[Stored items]
==============================
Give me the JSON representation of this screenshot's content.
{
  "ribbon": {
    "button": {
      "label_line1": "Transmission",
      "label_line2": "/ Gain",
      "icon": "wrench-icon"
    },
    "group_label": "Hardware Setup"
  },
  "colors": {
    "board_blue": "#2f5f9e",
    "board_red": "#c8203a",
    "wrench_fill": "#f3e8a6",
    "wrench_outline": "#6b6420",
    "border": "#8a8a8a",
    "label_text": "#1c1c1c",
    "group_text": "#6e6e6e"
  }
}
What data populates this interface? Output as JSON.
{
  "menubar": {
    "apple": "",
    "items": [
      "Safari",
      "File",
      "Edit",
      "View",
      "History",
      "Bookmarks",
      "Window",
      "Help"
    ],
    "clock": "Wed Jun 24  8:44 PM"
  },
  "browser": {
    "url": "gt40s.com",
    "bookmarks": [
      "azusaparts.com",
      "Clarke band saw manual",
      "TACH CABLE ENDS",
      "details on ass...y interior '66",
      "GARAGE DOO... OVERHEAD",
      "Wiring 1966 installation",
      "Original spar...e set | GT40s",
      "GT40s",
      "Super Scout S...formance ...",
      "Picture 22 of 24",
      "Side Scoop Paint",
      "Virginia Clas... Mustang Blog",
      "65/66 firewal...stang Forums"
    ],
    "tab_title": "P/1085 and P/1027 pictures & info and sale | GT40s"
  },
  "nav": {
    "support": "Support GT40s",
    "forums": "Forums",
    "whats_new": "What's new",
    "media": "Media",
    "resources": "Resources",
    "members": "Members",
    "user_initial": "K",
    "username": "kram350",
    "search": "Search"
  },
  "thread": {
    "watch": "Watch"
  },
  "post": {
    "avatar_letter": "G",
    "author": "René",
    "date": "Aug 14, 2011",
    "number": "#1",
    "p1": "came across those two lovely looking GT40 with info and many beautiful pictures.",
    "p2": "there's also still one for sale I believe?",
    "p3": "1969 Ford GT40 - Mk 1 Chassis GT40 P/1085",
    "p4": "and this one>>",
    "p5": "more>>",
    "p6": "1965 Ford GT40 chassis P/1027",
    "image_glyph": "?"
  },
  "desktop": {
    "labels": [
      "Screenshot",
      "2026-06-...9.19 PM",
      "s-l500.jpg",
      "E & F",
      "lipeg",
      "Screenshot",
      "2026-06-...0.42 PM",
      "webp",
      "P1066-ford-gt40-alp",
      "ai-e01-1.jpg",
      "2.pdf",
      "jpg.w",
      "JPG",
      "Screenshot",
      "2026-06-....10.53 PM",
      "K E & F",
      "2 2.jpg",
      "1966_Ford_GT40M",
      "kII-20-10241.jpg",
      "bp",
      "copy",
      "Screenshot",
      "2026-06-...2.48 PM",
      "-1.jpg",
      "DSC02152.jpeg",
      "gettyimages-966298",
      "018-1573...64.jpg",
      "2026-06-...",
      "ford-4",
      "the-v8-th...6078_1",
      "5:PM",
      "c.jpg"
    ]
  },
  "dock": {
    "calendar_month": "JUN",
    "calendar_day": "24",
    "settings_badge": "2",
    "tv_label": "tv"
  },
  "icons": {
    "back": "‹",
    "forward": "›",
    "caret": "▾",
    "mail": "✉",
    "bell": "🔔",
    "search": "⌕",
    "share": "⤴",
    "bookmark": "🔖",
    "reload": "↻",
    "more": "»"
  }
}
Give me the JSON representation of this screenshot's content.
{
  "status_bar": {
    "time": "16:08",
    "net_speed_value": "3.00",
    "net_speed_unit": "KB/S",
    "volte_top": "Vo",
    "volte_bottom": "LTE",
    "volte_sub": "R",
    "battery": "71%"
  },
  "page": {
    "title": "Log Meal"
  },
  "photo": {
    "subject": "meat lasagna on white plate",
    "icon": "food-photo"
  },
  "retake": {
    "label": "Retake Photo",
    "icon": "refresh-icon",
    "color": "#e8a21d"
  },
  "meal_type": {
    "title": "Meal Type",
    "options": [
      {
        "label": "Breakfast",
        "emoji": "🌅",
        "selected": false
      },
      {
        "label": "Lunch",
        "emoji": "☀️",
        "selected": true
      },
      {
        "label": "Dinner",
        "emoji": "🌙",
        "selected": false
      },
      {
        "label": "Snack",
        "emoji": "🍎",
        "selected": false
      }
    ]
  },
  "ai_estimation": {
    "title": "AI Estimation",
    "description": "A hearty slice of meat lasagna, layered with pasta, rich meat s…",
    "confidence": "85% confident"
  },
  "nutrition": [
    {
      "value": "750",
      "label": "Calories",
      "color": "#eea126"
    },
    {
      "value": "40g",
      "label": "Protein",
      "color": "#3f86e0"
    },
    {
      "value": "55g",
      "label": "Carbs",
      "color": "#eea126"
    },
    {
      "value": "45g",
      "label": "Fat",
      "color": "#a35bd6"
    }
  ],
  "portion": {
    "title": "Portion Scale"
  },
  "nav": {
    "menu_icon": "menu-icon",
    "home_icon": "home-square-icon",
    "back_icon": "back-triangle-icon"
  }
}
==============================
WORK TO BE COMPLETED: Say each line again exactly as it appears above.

ANSWER BELOW:
Give me the JSON representation of this screenshot's content.
{
  "ribbon": {
    "button": {
      "label_line1": "Transmission",
      "label_line2": "/ Gain",
      "icon": "wrench-icon"
    },
    "group_label": "Hardware Setup"
  },
  "colors": {
    "board_blue": "#2f5f9e",
    "board_red": "#c8203a",
    "wrench_fill": "#f3e8a6",
    "wrench_outline": "#6b6420",
    "border": "#8a8a8a",
    "label_text": "#1c1c1c",
    "group_text": "#6e6e6e"
  }
}
What data populates this interface? Output as JSON.
{
  "menubar": {
    "apple": "",
    "items": [
      "Safari",
      "File",
      "Edit",
      "View",
      "History",
      "Bookmarks",
      "Window",
      "Help"
    ],
    "clock": "Wed Jun 24  8:44 PM"
  },
  "browser": {
    "url": "gt40s.com",
    "bookmarks": [
      "azusaparts.com",
      "Clarke band saw manual",
      "TACH CABLE ENDS",
      "details on ass...y interior '66",
      "GARAGE DOO... OVERHEAD",
      "Wiring 1966 installation",
      "Original spar...e set | GT40s",
      "GT40s",
      "Super Scout S...formance ...",
      "Picture 22 of 24",
      "Side Scoop Paint",
      "Virginia Clas... Mustang Blog",
      "65/66 firewal...stang Forums"
    ],
    "tab_title": "P/1085 and P/1027 pictures & info and sale | GT40s"
  },
  "nav": {
    "support": "Support GT40s",
    "forums": "Forums",
    "whats_new": "What's new",
    "media": "Media",
    "resources": "Resources",
    "members": "Members",
    "user_initial": "K",
    "username": "kram350",
    "search": "Search"
  },
  "thread": {
    "watch": "Watch"
  },
  "post": {
    "avatar_letter": "G",
    "author": "René",
    "date": "Aug 14, 2011",
    "number": "#1",
    "p1": "came across those two lovely looking GT40 with info and many beautiful pictures.",
    "p2": "there's also still one for sale I believe?",
    "p3": "1969 Ford GT40 - Mk 1 Chassis GT40 P/1085",
    "p4": "and this one>>",
    "p5": "more>>",
    "p6": "1965 Ford GT40 chassis P/1027",
    "image_glyph": "?"
  },
  "desktop": {
    "labels": [
      "Screenshot",
      "2026-06-...9.19 PM",
      "s-l500.jpg",
      "E & F",
      "lipeg",
      "Screenshot",
      "2026-06-...0.42 PM",
      "webp",
      "P1066-ford-gt40-alp",
      "ai-e01-1.jpg",
      "2.pdf",
      "jpg.w",
      "JPG",
      "Screenshot",
      "2026-06-....10.53 PM",
      "K E & F",
      "2 2.jpg",
      "1966_Ford_GT40M",
      "kII-20-10241.jpg",
      "bp",
      "copy",
      "Screenshot",
      "2026-06-...2.48 PM",
      "-1.jpg",
      "DSC02152.jpeg",
      "gettyimages-966298",
      "018-1573...64.jpg",
      "2026-06-...",
      "ford-4",
      "the-v8-th...6078_1",
      "5:PM",
      "c.jpg"
    ]
  },
  "dock": {
    "calendar_month": "JUN",
    "calendar_day": "24",
    "settings_badge": "2",
    "tv_label": "tv"
  },
  "icons": {
    "back": "‹",
    "forward": "›",
    "caret": "▾",
    "mail": "✉",
    "bell": "🔔",
    "search": "⌕",
    "share": "⤴",
    "bookmark": "🔖",
    "reload": "↻",
    "more": "»"
  }
}
Give me the JSON representation of this screenshot's content.
{
  "status_bar": {
    "time": "16:08",
    "net_speed_value": "3.00",
    "net_speed_unit": "KB/S",
    "volte_top": "Vo",
    "volte_bottom": "LTE",
    "volte_sub": "R",
    "battery": "71%"
  },
  "page": {
    "title": "Log Meal"
  },
  "photo": {
    "subject": "meat lasagna on white plate",
    "icon": "food-photo"
  },
  "retake": {
    "label": "Retake Photo",
    "icon": "refresh-icon",
    "color": "#e8a21d"
  },
  "meal_type": {
    "title": "Meal Type",
    "options": [
      {
        "label": "Breakfast",
        "emoji": "🌅",
        "selected": false
      },
      {
        "label": "Lunch",
        "emoji": "☀️",
        "selected": true
      },
      {
        "label": "Dinner",
        "emoji": "🌙",
        "selected": false
      },
      {
        "label": "Snack",
        "emoji": "🍎",
        "selected": false
      }
    ]
  },
  "ai_estimation": {
    "title": "AI Estimation",
    "description": "A hearty slice of meat lasagna, layered with pasta, rich meat s…",
    "confidence": "85% confident"
  },
  "nutrition": [
    {
      "value": "750",
      "label": "Calories",
      "color": "#eea126"
    },
    {
      "value": "40g",
      "label": "Protein",
      "color": "#3f86e0"
    },
    {
      "value": "55g",
      "label": "Carbs",
      "color": "#eea126"
    },
    {
      "value": "45g",
      "label": "Fat",
      "color": "#a35bd6"
    }
  ],
  "portion": {
    "title": "Portion Scale"
  },
  "nav": {
    "menu_icon": "menu-icon",
    "home_icon": "home-square-icon",
    "back_icon": "back-triangle-icon"
  }
}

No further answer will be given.